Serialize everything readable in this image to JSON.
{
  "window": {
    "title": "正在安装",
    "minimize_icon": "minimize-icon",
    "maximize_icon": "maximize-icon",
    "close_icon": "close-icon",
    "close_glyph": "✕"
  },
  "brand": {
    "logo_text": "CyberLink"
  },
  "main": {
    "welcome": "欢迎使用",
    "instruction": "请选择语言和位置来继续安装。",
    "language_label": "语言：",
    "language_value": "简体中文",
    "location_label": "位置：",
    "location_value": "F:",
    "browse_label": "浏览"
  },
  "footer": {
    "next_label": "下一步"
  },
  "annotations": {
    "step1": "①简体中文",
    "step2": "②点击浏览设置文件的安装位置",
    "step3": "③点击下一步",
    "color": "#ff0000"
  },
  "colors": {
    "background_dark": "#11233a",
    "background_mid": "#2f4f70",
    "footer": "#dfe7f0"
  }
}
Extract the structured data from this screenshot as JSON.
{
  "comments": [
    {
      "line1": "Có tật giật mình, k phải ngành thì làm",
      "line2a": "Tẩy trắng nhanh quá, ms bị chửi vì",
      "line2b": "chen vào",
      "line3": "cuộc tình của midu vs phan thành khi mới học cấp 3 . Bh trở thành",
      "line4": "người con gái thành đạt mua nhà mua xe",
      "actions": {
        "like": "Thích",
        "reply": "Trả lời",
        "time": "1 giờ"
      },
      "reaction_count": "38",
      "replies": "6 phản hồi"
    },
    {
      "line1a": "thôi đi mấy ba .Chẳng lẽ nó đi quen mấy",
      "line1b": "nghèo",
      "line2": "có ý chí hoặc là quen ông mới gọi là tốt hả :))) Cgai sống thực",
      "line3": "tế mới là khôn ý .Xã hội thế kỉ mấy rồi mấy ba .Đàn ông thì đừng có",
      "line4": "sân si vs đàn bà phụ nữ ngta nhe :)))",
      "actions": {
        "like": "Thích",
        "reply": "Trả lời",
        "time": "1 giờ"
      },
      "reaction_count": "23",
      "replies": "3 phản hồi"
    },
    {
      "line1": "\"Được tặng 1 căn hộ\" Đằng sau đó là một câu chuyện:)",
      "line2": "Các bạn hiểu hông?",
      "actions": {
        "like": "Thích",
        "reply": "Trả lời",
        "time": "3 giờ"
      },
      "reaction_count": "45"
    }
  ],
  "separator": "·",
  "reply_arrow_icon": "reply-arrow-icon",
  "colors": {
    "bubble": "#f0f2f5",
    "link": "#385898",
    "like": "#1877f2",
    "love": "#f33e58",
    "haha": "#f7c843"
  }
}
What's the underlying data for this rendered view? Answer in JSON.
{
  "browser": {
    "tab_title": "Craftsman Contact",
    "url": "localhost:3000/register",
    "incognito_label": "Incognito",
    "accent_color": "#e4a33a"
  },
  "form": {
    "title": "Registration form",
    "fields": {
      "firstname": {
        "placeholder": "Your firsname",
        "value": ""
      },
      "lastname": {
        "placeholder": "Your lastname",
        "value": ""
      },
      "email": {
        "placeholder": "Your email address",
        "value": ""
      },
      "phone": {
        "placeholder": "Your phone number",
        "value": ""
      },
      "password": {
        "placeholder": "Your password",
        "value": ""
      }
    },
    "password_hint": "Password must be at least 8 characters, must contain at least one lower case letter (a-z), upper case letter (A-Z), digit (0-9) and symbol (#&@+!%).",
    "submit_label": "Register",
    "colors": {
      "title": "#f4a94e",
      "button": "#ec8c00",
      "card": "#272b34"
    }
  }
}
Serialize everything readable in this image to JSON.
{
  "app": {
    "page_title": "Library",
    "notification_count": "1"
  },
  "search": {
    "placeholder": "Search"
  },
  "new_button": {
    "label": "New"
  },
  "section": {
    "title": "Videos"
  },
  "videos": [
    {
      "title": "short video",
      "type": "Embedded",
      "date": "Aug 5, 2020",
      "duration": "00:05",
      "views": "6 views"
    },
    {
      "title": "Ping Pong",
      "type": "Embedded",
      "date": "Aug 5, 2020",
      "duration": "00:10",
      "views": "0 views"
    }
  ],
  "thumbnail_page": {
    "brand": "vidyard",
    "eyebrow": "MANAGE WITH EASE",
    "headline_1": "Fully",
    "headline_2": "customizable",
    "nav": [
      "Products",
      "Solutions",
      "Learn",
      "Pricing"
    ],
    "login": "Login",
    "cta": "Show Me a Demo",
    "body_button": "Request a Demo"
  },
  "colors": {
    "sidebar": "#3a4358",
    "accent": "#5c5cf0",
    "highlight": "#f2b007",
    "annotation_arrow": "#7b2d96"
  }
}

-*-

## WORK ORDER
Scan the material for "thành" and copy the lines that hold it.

## RESPONSE TO THE EXERCISE
      "line3": "cuộc tình của midu vs phan thành khi mới học cấp 3 . Bh trở thành",
      "line4": "người con gái thành đạt mua nhà mua xe",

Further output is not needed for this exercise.